There are several boot options available to you. Cathryn at Earthborn Paints recommends “Thinning the first coat of paint with water 10-20% to act as a primer.”
However, she adds, “A glossy surface like melamine will need a primer, such as our Multi-Purpose Primer, to provide a key for the paint to adhere to.”
On the other hand, Charlotte at Farrow & Ball suggests: “For previously painted wood, apply a coat of water-based interior wood primer and undercoat in the shade to complement the finish color you have chosen.”
“If the wood is bare, it will absorb the primer. For best results, thin the undercoat by adding 20% water, followed by one full coat unthinned. Allow a minimum of 4 hours drying time between coats and before applying your topcoat.’
4. Paint your furniture
This is the part you’ve been waiting for: the painting. For best results, paint two coats of paint, making sure neither coat is too thick, and sand between coats.
“We recommend using a small foam roller for a super smooth application, then finishing with a brush for the harder to reach areas,” says Aaron. ‘Wait 2-4 hours until you apply the second coat.’
“When trying to achieve a smooth finish, less is more,” Claire advises. “Two thin coats, using a synthetic brush or microfiber roller, are much better than one thick coat.”
5. Seal it
“Whatever your style or choice of paint, be sure to protect your finished piece to make it long-lasting,” says Claire. “Some paints have sealers built in, but chalk paints require sealing with a wax, oil, or polyacrylic sealer.”
If you’re having trouble choosing a sealer, Claire says, “Oil-based sealers are best avoided on light colors, as they tend to yellow over time, but work great on darker colors, keeping them beautifully sharp.
How do I choose the right color to paint my furniture?
If you have trouble choosing your paint color, try the testers.
“We suggest using test pots to get an idea of what colors work well, as sometimes colors can look different from a paint pot on the wall,” says Justyna Korczynska, senior designer at Crown.
“Ask yourself questions,” adds Justyna. “For example, what atmosphere do you want to create – airy or cozy? Playful or sophisticated? Do you want to make a room more spacious or visually bring the walls closer to the interior? How much natural light does the room get and is the light warm or cool? You can use warm or cool colors to balance natural light.
Do I have to remove the old paint first?
It depends on the style you are looking for. “If you’re looking for a smooth, flawless finish, select a paint that offers that,” Claire recommends.

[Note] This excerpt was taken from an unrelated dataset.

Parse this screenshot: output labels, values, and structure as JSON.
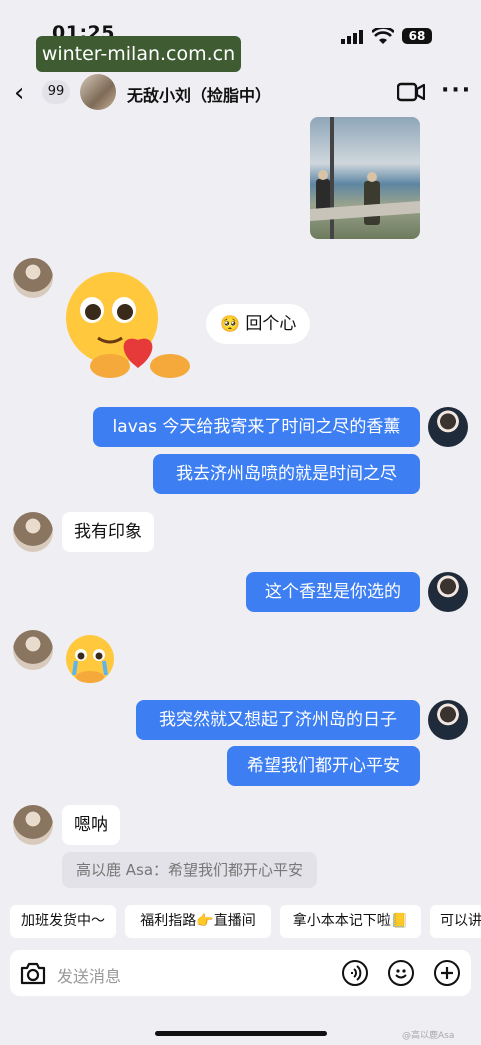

“I use mineral paints like Fusion and Dixie Belle Silk All-In-One for these kinds of finishes. They have a finer consistency, are self-leveling and leave a very sleek finish when applied with a synthetic brush or short nap microfiber roller.
“If your project is rustic, industrial, shabby chic, thicker paints such as chalk paints, used with natural bristle brushes which create texture, will work well.”
What type of furniture can be painted?
“All types of furniture can be painted! says James at Graham & Brown. “Metal and wood are the most common types of recycling projects. We recommend using an Eggshell product which makes it scratch resistant.